Tillage: Sludge could be a valuable resource - if it is properly managed
The harvest has finished up well, with sufficiently long dry spells to harvest the majority of the National acreage. Given the amount of rain that has fallen from July to October, that is a significant achievement. The 2015 season is continuing to be very compliant as it shifts to the 2016 season, as sowing continues apace.
There may be problems managing these early sown crops into excellent warm seedbeds, but it's preferable to manage difficult crops in the field than look at bags of seed in the shed overwinter.
The main lesson learnt from beans this year is that we don't know nearly enough about the crop in modern day production systems. This is dangerous given the acreage sown last year and hopefully the acreage that will be sustained into the future.

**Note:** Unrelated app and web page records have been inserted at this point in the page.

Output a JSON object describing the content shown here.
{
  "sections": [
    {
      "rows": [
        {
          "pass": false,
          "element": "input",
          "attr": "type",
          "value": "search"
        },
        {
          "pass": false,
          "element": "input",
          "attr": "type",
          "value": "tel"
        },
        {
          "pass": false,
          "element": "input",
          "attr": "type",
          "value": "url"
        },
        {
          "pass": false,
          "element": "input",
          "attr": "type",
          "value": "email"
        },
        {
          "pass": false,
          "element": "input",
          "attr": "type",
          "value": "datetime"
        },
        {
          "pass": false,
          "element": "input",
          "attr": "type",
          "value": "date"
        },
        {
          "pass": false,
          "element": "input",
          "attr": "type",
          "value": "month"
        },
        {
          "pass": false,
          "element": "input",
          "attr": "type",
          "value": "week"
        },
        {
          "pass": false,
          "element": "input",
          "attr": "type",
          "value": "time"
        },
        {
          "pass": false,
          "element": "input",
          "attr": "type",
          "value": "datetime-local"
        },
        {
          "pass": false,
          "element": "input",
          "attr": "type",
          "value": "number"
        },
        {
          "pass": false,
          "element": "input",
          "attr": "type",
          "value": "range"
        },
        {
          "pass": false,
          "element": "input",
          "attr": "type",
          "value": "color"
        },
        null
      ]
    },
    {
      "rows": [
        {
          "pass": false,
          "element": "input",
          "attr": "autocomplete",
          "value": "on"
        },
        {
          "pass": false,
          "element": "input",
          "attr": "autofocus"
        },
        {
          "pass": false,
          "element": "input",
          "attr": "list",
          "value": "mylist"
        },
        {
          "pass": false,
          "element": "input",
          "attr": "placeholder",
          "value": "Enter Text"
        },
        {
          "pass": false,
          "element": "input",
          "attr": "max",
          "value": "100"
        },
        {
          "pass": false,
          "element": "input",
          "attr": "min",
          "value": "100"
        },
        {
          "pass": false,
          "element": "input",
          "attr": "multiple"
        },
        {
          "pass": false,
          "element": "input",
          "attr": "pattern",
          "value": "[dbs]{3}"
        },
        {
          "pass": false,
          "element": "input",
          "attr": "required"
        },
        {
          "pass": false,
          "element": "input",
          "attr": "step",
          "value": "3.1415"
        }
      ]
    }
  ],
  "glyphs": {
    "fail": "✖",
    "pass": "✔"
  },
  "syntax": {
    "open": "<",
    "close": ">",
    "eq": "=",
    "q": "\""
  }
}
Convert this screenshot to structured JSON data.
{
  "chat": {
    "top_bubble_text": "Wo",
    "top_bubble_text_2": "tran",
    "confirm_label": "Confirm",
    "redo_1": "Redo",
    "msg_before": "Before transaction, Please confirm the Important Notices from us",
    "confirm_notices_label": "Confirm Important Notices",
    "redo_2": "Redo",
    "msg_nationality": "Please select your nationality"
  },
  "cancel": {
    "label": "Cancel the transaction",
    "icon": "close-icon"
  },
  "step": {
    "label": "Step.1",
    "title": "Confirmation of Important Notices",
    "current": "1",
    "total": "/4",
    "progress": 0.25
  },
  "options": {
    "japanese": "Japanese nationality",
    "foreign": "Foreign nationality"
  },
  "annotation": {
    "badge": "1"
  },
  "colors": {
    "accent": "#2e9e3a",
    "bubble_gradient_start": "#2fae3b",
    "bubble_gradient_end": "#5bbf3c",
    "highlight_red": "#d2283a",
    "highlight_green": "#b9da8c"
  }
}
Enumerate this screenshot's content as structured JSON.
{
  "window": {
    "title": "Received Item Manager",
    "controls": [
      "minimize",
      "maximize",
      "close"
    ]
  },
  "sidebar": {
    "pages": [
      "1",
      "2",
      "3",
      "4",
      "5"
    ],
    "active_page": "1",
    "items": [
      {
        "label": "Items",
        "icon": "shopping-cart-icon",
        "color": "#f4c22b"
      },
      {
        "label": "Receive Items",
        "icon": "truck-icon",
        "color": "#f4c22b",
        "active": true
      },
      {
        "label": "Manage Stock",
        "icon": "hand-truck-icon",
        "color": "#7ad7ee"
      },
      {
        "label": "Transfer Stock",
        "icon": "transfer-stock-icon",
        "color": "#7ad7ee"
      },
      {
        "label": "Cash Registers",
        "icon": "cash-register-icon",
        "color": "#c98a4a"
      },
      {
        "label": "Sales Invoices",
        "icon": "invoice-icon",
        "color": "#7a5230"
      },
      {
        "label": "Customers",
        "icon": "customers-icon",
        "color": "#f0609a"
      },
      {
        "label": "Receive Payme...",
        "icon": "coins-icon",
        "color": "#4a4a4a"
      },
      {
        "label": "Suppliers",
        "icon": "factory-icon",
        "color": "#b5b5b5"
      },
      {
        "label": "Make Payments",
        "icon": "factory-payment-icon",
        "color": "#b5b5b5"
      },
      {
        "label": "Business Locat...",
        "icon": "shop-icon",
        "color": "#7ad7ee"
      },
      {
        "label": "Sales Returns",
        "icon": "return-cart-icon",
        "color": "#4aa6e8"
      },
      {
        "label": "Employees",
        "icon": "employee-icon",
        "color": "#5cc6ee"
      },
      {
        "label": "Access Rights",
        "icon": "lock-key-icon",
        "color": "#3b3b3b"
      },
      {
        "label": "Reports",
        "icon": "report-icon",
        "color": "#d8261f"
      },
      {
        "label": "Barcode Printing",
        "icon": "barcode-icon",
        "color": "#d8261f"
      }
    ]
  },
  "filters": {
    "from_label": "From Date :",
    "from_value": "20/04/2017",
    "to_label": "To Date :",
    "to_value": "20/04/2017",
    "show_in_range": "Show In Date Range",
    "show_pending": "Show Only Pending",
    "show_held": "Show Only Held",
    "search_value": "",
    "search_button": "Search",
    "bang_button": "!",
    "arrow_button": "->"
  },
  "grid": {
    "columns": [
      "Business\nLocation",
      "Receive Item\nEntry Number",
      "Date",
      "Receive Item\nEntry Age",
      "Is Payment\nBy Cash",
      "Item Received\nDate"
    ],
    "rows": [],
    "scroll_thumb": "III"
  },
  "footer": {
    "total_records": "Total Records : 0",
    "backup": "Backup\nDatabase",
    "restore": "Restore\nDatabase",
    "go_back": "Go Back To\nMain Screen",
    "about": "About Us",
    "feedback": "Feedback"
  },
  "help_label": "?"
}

We need more information and again we have been found wanting in terms of providing basic research to grow our crops efficiently in our Irish climate. Too much of our basic information is more than 30 years old, or is taken directly from Britain or, even worse, taken from commercial company information.
Taking beans as a case in point, we don't know the optimum target plant stand, planting system, herbicide mixes, fertiliser level, or a definite answer to the previous no-no: application of nitrogen into the seedbed.

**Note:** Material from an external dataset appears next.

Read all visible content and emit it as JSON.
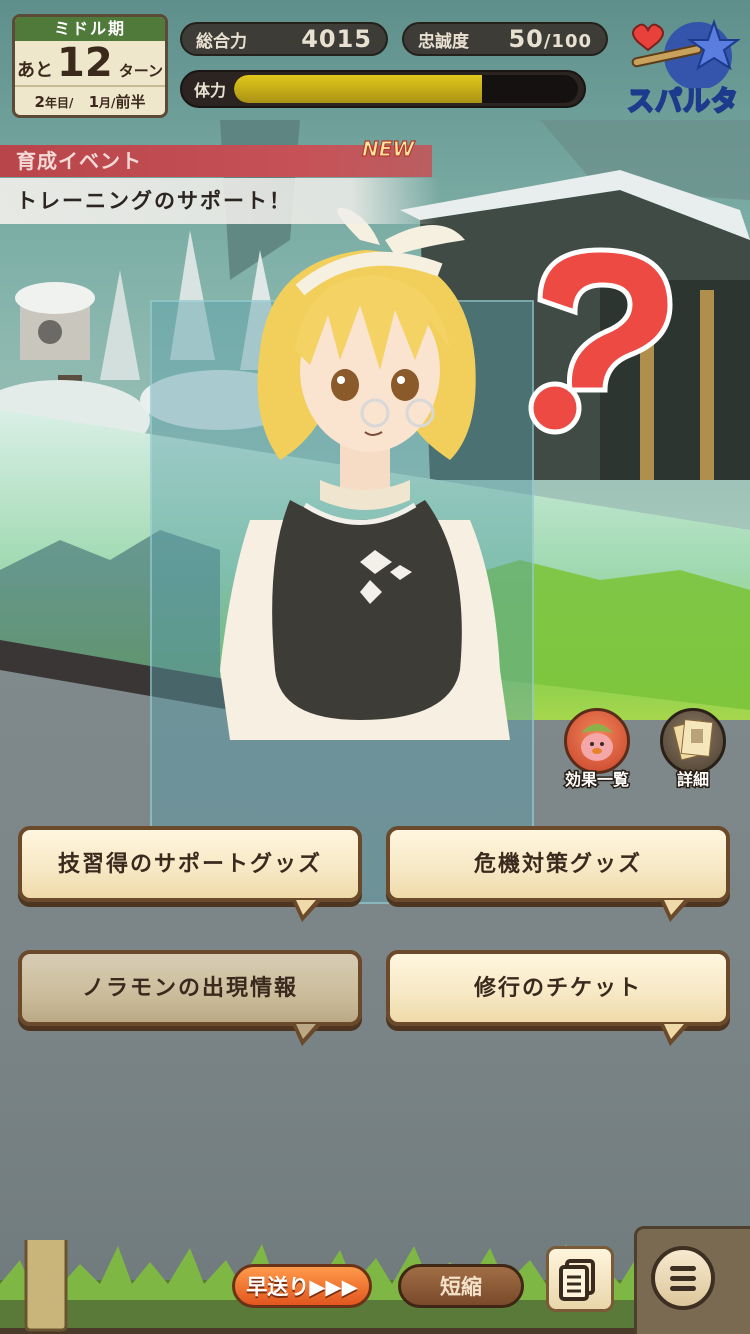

Most have an opinion on these after this year and indeed Oakpark is gathering information on some of these factors. 2015 and 2014 were atypical seasons, so it could be very dangerous to design production systems based on the outcomes of these seasons.
Taking seedbed nitrogen as a case in point, there are reports that seedbed nitrogen had some beneficial effect on some crops this year, but our 50-year-old mantra is that seedbed nitrogen has a negative effect on development the rhizobium bacteria, necessary for nitrogen fixing as the crop grows, but we have no definitive answers.
Taking up the point that my colleague PJ Phelan brought up last week regarding use of sludge on crops, this is another good example, and one of many, where up-stream and down-stream processors push all the risk onto primary producers. We, as primary producers, accept this risk without question.